Tim Smith, chief executive of the Food Standards Agency (FSA), has called on bakers to meet his specialists to thrash out realistic targets for salt reduction in bread.
The move follows industry criticism that the revised 2012 targets published in May were not technically achievable.
At the Federation of Bakers' annual conference last month, Smith acknowledged that the "one size fits all" approach of the new targets was "not particularly helpful". His comments came in the week the FSA published revised voluntary targets for 80 food categories, which included a maximum of 400mg of sodium (1g salt) per 100g of bread and rolls.
"There's no point in setting impossible targets," said Smith. "We want a strong and vibrant bread industry. We need to have a salt reduction target that is achievable.
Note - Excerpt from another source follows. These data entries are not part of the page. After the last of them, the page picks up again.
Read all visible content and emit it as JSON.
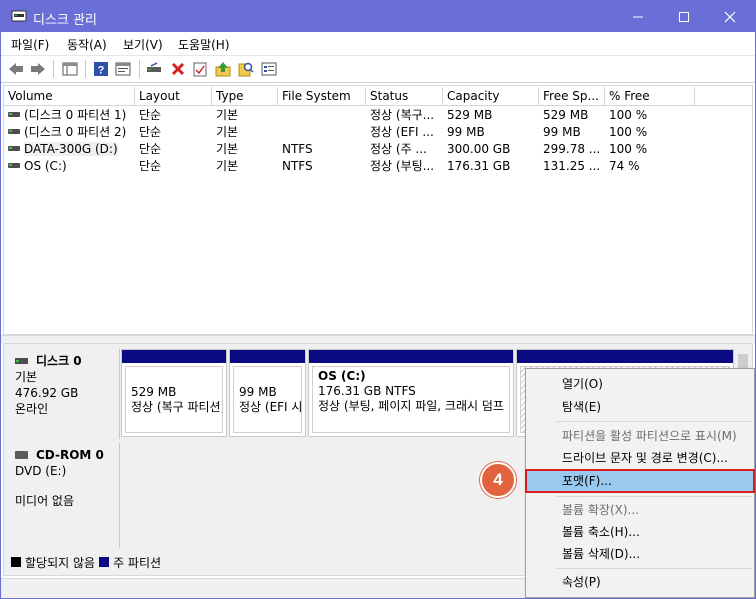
{
  "window": {
    "title": "디스크 관리",
    "titlebar_color": "#6a6fd8",
    "controls": [
      "minimize-icon",
      "maximize-icon",
      "close-icon"
    ]
  },
  "menu": {
    "file": "파일(F)",
    "action": "동작(A)",
    "view": "보기(V)",
    "help": "도움말(H)"
  },
  "toolbar": {
    "icons": [
      "back-arrow-icon",
      "forward-arrow-icon",
      "console-tree-icon",
      "help-icon",
      "properties-icon",
      "connect-drive-icon",
      "delete-icon",
      "check-icon",
      "up-arrow-icon",
      "search-icon",
      "list-icon"
    ]
  },
  "volume_list": {
    "headers": [
      "Volume",
      "Layout",
      "Type",
      "File System",
      "Status",
      "Capacity",
      "Free Sp...",
      "% Free"
    ],
    "rows": [
      {
        "volume": "(디스크 0 파티션 1)",
        "layout": "단순",
        "type": "기본",
        "fs": "",
        "status": "정상 (복구...",
        "capacity": "529 MB",
        "free": "529 MB",
        "pct": "100 %"
      },
      {
        "volume": "(디스크 0 파티션 2)",
        "layout": "단순",
        "type": "기본",
        "fs": "",
        "status": "정상 (EFI ...",
        "capacity": "99 MB",
        "free": "99 MB",
        "pct": "100 %"
      },
      {
        "volume": "DATA-300G (D:)",
        "layout": "단순",
        "type": "기본",
        "fs": "NTFS",
        "status": "정상 (주 ...",
        "capacity": "300.00 GB",
        "free": "299.78 ...",
        "pct": "100 %"
      },
      {
        "volume": "OS (C:)",
        "layout": "단순",
        "type": "기본",
        "fs": "NTFS",
        "status": "정상 (부팅...",
        "capacity": "176.31 GB",
        "free": "131.25 ...",
        "pct": "74 %"
      }
    ]
  },
  "disk0": {
    "name": "디스크 0",
    "type": "기본",
    "size": "476.92 GB",
    "state": "온라인",
    "partitions": [
      {
        "title": "",
        "size": "529 MB",
        "status": "정상 (복구 파티션)"
      },
      {
        "title": "",
        "size": "99 MB",
        "status": "정상 (EFI 시"
      },
      {
        "title": "OS  (C:)",
        "size": "176.31 GB NTFS",
        "status": "정상 (부팅, 페이지 파일, 크래시 덤프"
      },
      {
        "title": "",
        "size": "",
        "status": ""
      }
    ]
  },
  "cdrom": {
    "name": "CD-ROM 0",
    "drive": "DVD (E:)",
    "media": "미디어 없음"
  },
  "legend": {
    "unallocated": "할당되지 않음",
    "primary": "주 파티션",
    "unallocated_color": "#000000",
    "primary_color": "#0a0a82"
  },
  "context_menu": {
    "items": [
      {
        "label": "열기(O)",
        "enabled": true
      },
      {
        "label": "탐색(E)",
        "enabled": true
      },
      {
        "label": "파티션을 활성 파티션으로 표시(M)",
        "enabled": false
      },
      {
        "label": "드라이브 문자 및 경로 변경(C)...",
        "enabled": true
      },
      {
        "label": "포맷(F)...",
        "enabled": true,
        "highlighted": true
      },
      {
        "label": "볼륨 확장(X)...",
        "enabled": false
      },
      {
        "label": "볼륨 축소(H)...",
        "enabled": true
      },
      {
        "label": "볼륨 삭제(D)...",
        "enabled": true
      },
      {
        "label": "속성(P)",
        "enabled": true
      }
    ]
  },
  "annotation": {
    "step": "4",
    "badge_color": "#e1643f",
    "highlight_border_color": "#e01b1b"
  }
}
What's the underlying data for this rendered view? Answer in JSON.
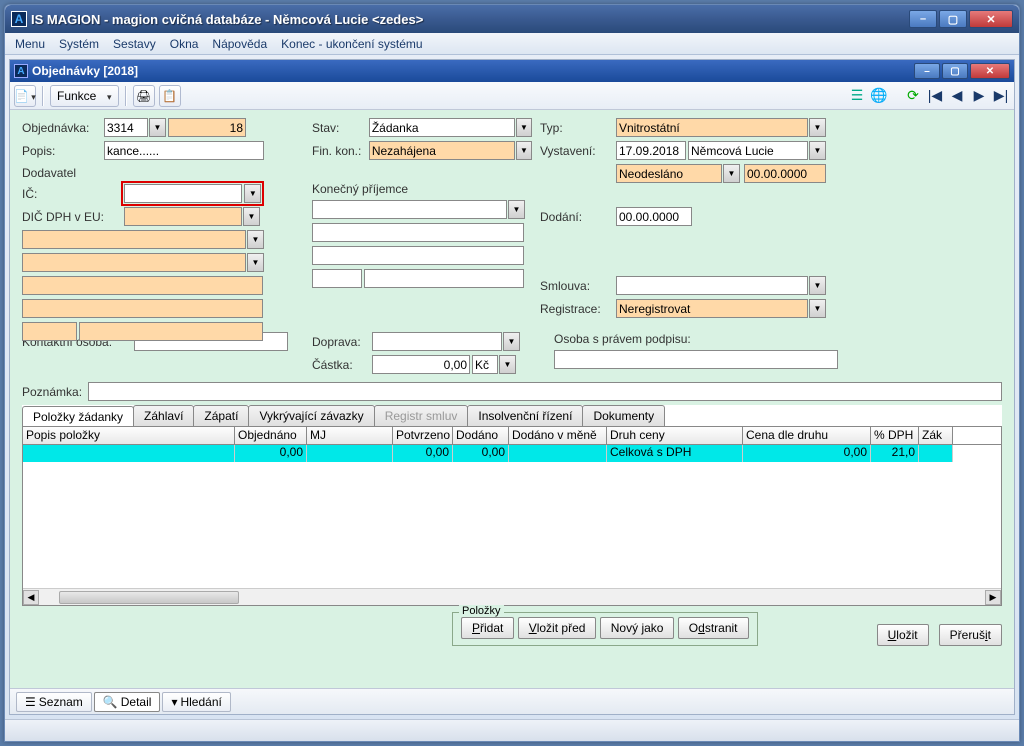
{
  "app_title": "IS MAGION - magion cvičná databáze - Němcová Lucie <zedes>",
  "menu": [
    "Menu",
    "Systém",
    "Sestavy",
    "Okna",
    "Nápověda",
    "Konec - ukončení systému"
  ],
  "inner_title": "Objednávky [2018]",
  "toolbar": {
    "funkce": "Funkce"
  },
  "labels": {
    "objednavka": "Objednávka:",
    "popis": "Popis:",
    "dodavatel": "Dodavatel",
    "ico": "IČ:",
    "diceu": "DIČ DPH v EU:",
    "kontaktni": "Kontaktní osoba:",
    "stav": "Stav:",
    "finkon": "Fin. kon.:",
    "konecny": "Konečný příjemce",
    "doprava": "Doprava:",
    "castka": "Částka:",
    "typ": "Typ:",
    "vystaveni": "Vystavení:",
    "dodani": "Dodání:",
    "smlouva": "Smlouva:",
    "registrace": "Registrace:",
    "osoba_podpis": "Osoba s právem podpisu:",
    "poznamka": "Poznámka:"
  },
  "values": {
    "obj_num": "3314",
    "obj_sub": "18",
    "popis": "kance......",
    "stav": "Žádanka",
    "finkon": "Nezahájena",
    "typ": "Vnitrostátní",
    "vyst_dat": "17.09.2018",
    "vyst_jmeno": "Němcová Lucie",
    "odesl": "Neodesláno",
    "odesl_dat": "00.00.0000",
    "dodani": "00.00.0000",
    "registrace": "Neregistrovat",
    "castka": "0,00",
    "mena": "Kč"
  },
  "tabs": [
    "Položky žádanky",
    "Záhlaví",
    "Zápatí",
    "Vykrývající závazky",
    "Registr smluv",
    "Insolvenční řízení",
    "Dokumenty"
  ],
  "grid_headers": [
    "Popis položky",
    "Objednáno",
    "MJ",
    "Potvrzeno",
    "Dodáno",
    "Dodáno v měně",
    "Druh ceny",
    "Cena dle druhu",
    "% DPH",
    "Zák"
  ],
  "grid_row": {
    "objednano": "0,00",
    "potvrzeno": "0,00",
    "dodano": "0,00",
    "druhceny": "Celková s DPH",
    "cena": "0,00",
    "dph": "21,0"
  },
  "btns": {
    "polozky": "Položky",
    "pridat": "Přidat",
    "vlozit": "Vložit před",
    "novy": "Nový jako",
    "odstranit": "Odstranit",
    "ulozit": "Uložit",
    "prerusit": "Přerušit"
  },
  "bottom_tabs": {
    "seznam": "Seznam",
    "detail": "Detail",
    "hledani": "Hledání"
  }
}
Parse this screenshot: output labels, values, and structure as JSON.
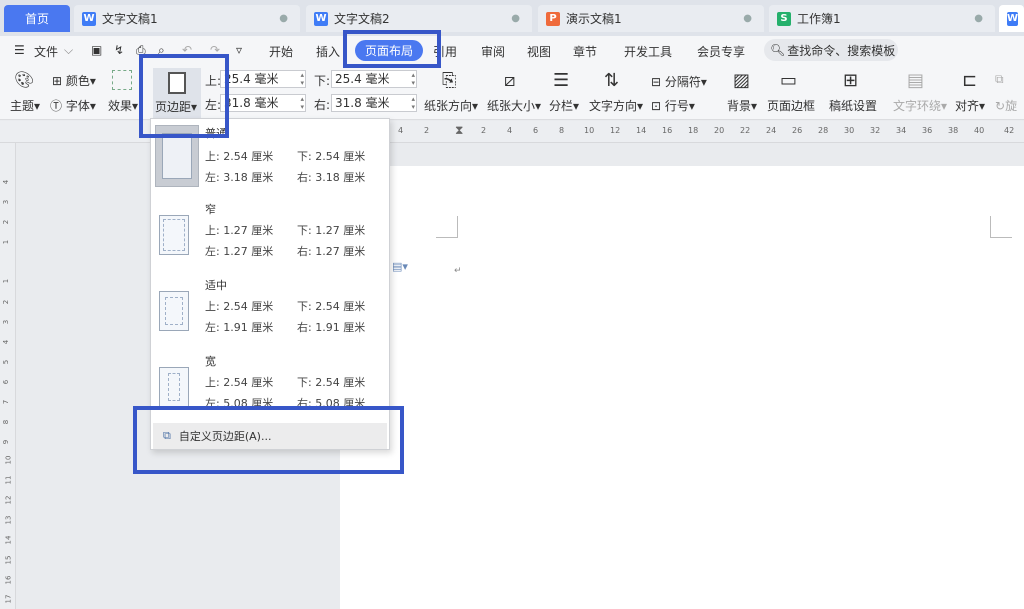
{
  "tabs": [
    {
      "label": "首页",
      "kind": "home"
    },
    {
      "label": "文字文稿1",
      "icon": "W",
      "kind": "w"
    },
    {
      "label": "文字文稿2",
      "icon": "W",
      "kind": "w"
    },
    {
      "label": "演示文稿1",
      "icon": "P",
      "kind": "p"
    },
    {
      "label": "工作簿1",
      "icon": "S",
      "kind": "s"
    },
    {
      "label": "W",
      "icon": "W",
      "kind": "w"
    }
  ],
  "menu": {
    "file": "文件",
    "items": [
      "开始",
      "插入",
      "页面布局",
      "引用",
      "审阅",
      "视图",
      "章节",
      "开发工具",
      "会员专享"
    ],
    "active": "页面布局",
    "search": "查找命令、搜索模板"
  },
  "ribbon": {
    "theme": "主题",
    "color": "颜色",
    "font": "字体",
    "effect": "效果",
    "margins": "页边距",
    "top_label": "上:",
    "top_value": "25.4 毫米",
    "bottom_label": "下:",
    "bottom_value": "25.4 毫米",
    "left_label": "左:",
    "left_value": "31.8 毫米",
    "right_label": "右:",
    "right_value": "31.8 毫米",
    "orientation": "纸张方向",
    "size": "纸张大小",
    "columns": "分栏",
    "text_direction": "文字方向",
    "separator": "分隔符",
    "line_number": "行号",
    "background": "背景",
    "page_border": "页面边框",
    "draft_setting": "稿纸设置",
    "text_wrap": "文字环绕",
    "align": "对齐",
    "rotate": "旋"
  },
  "ruler": {
    "h_ticks": [
      "4",
      "2",
      "2",
      "4",
      "6",
      "8",
      "10",
      "12",
      "14",
      "16",
      "18",
      "20",
      "22",
      "24",
      "26",
      "28",
      "30",
      "32",
      "34",
      "36",
      "38",
      "40",
      "42"
    ],
    "v_ticks": [
      "4",
      "3",
      "2",
      "1",
      "1",
      "2",
      "3",
      "4",
      "5",
      "6",
      "7",
      "8",
      "9",
      "10",
      "11",
      "12",
      "13",
      "14",
      "15",
      "16",
      "17"
    ]
  },
  "margin_presets": [
    {
      "name": "普通",
      "top": "上: 2.54 厘米",
      "bottom": "下: 2.54 厘米",
      "left": "左: 3.18 厘米",
      "right": "右: 3.18 厘米",
      "selected": true
    },
    {
      "name": "窄",
      "top": "上: 1.27 厘米",
      "bottom": "下: 1.27 厘米",
      "left": "左: 1.27 厘米",
      "right": "右: 1.27 厘米",
      "selected": false
    },
    {
      "name": "适中",
      "top": "上: 2.54 厘米",
      "bottom": "下: 2.54 厘米",
      "left": "左: 1.91 厘米",
      "right": "右: 1.91 厘米",
      "selected": false
    },
    {
      "name": "宽",
      "top": "上: 2.54 厘米",
      "bottom": "下: 2.54 厘米",
      "left": "左: 5.08 厘米",
      "right": "右: 5.08 厘米",
      "selected": false
    }
  ],
  "custom_margins": "自定义页边距(A)...",
  "colors": {
    "accent": "#4a78f0",
    "highlight": "#3756c8"
  }
}
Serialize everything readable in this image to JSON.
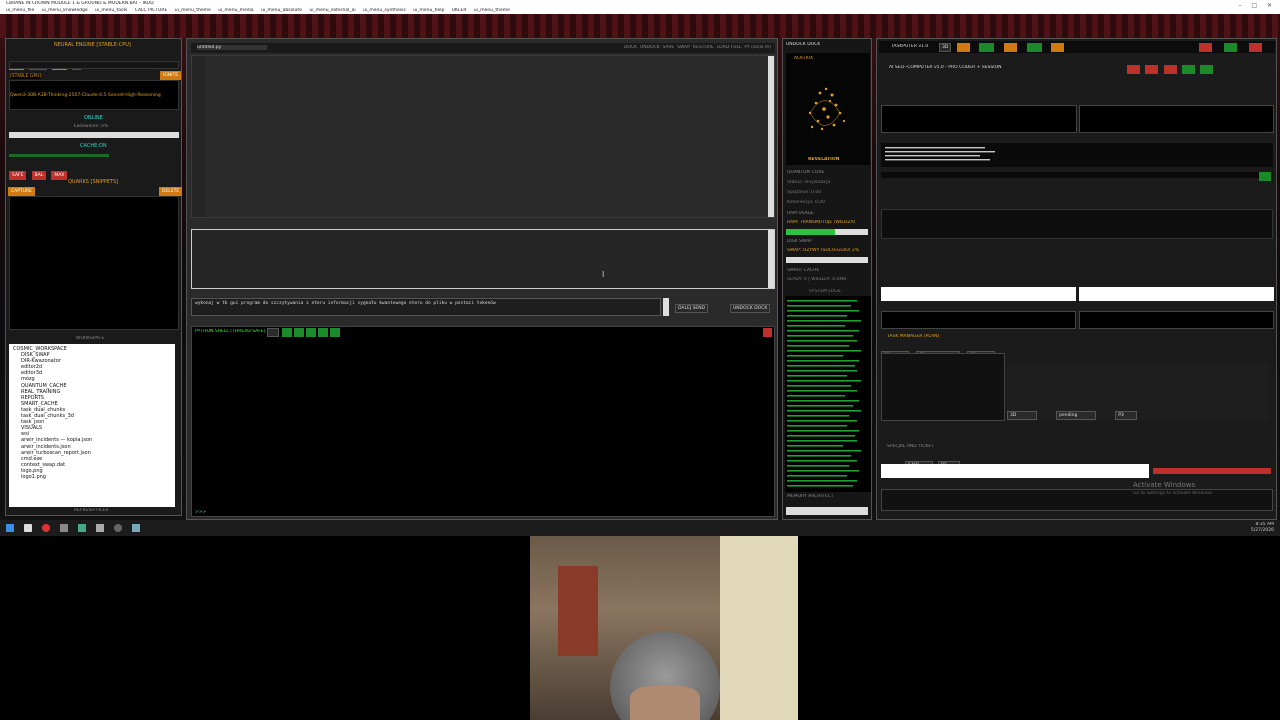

We need to get back together in a room to sort it out."
At a separate meeting in the same week, Marks & Spencer (M&S) technical manager Simon Allison admitted the retailer had overstepped consumer acceptance in its salt reduction. "For some products we went too far," said Allison.
He said M&S would not increase salt content across the board, but was considering doing so for products where it had reduced salt content to levels below comparable brands. Older consumers in particular rejected "insufficiently seasoned" products, he said.
At the Scottish Food and Drink Federation's conference in May, Fraser Hogg, technical director of ingredients supplier Macphie of Glenbervie, said: "The FSA's proposals aren't always commercially practical."